Matching uses competitive advantage to pair strengths with opportunities.

[Case Study] Starbucks is very well known for it's coffee, but it didn't become a huge success overnight. Upon analyzing their business models, Howard Schultz understood that what they were selling was more than just coffee, but an experience. By leveraging the Starbucks expertise in coffee, he was able to extend the brand offering to "re-creating the Italian coffee-bar culture in the United States [as] Starbucks' differentiating factor".

Converting means converting weaknesses or threats to strengths or opportunities.

[Case Study]
A threat McDonald's position in the wake of movies such as Super Size Me was a movement towards healthier living where McDonald's was decidedly not well positioned.
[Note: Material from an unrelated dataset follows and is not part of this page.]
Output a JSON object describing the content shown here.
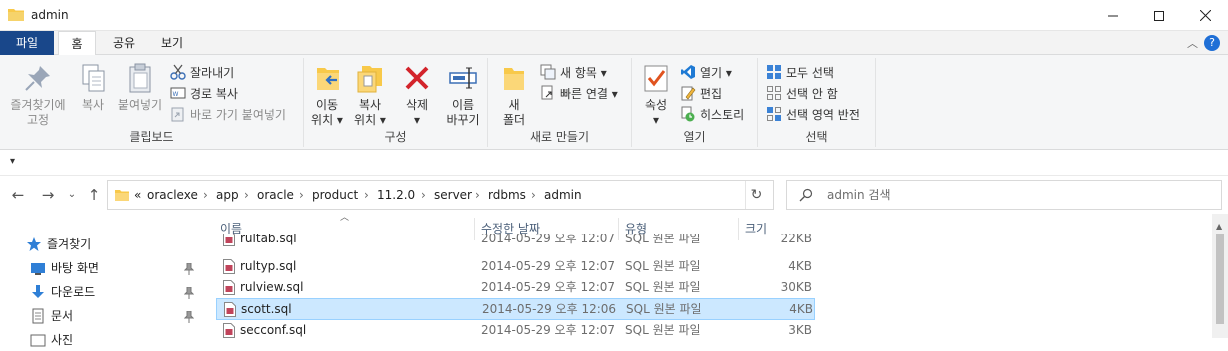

However, McDonald's is the world leader in standardized food preparation services, having pioneered the field in the 50's under Ray Kroc. With an opportunity in the growing healthy foods space, McDonald's leveraged it's strength and food processing skills to provide a new repertoire of products well outside their original hamburger mandate. Their product line retained their strength of delivering cheap convenient food (their hallmarks) while entering a new and growing market space.


Suziesaurus said...

Interesting that you would bring up McDonald’s and their new products geared towards “healthier lifestyle”. Although it’s good attempt I don’t think their new products geared towards healthy choices are very successful or even actually that healthy.

Although adapting to new markets is something companies definitely need to investigate and consider I am not sure that it is always the right move to actually implement plans to make direct competition with others. I think it depends on your customer base and what your company is known for and knows how to do well.

Joshua Wong said...

Fair enough. I was just trying to point out how they did a bit of a 180. After all, before McD's started the healthier choices menu, I don't know that there was anywhere you could get a salad at a drive through.

It's more to point out a converting and leveraging of a strength (leadership in the cheap convenient foods, distribution etc.) to take them into an area where there was a weakness. Ray Kroc is famous for stating that his core business is actually real estate, not hamburgers.

It's always important to keep a healthy cynicism :)

Tammy said...

great post again! currently in the midst of a one-sided strategy session with my boss... where i'm developing a strategy for entering the chinese market.. and they're half listening. But it was really great to read a posting on SWOT because that's the kind of exercise i'm doing right now. keep up the great blogging!

Joshua Wong said...

That's a good idea. I think SWOT is pretty useful for understanding your points of differentiation in the pursue of the holy grail of inimitability.

I've always asked my colleagues: "Why should our customers come to us and not our competitors?"

Suziesaurus said...

"Why should our customers come to us and not our competitors?"

That's such a good questiont to keep posting to yourself as a company/business.

It's so challenging to stay critical of yourself & not of the customers after you've been with a company/business for a while.

Joshua Wong said...

That's a good point. Often it's the best companies that suffer from this ideology as well, seeing as they are usually so good at what they do they become entrenched.

Often they are slow to change because they don't even fully understand how to deal with it when a new upstart company arrives on the scene. Think of scenarios like traditional landline carriers versus companies like Skype / Vonage.

Or products with relatively short lives and low barriers to substitution, where you have to capitalize equally on perceived obsolescence and planned obsolescence to cannibalize your own market share (ie. fashionable clothing).

Ben said...


I like the 2x2 matrix way of looking at SWOT Analysis. I'll have to incorporate that model into my approach.

I posted to my blog on applying SWOT Analysis to network marketing businesses. Perhaps I'll update the post to include the 'internal'/'external' structure.


Joshua Wong said...

Cheers, Ben! :)

Chandra Prakassh Kabra said...

Thanks Joshua for the interesting post.

I too have recently posted an article on SWOT, in my blog....but your examples were really intuitive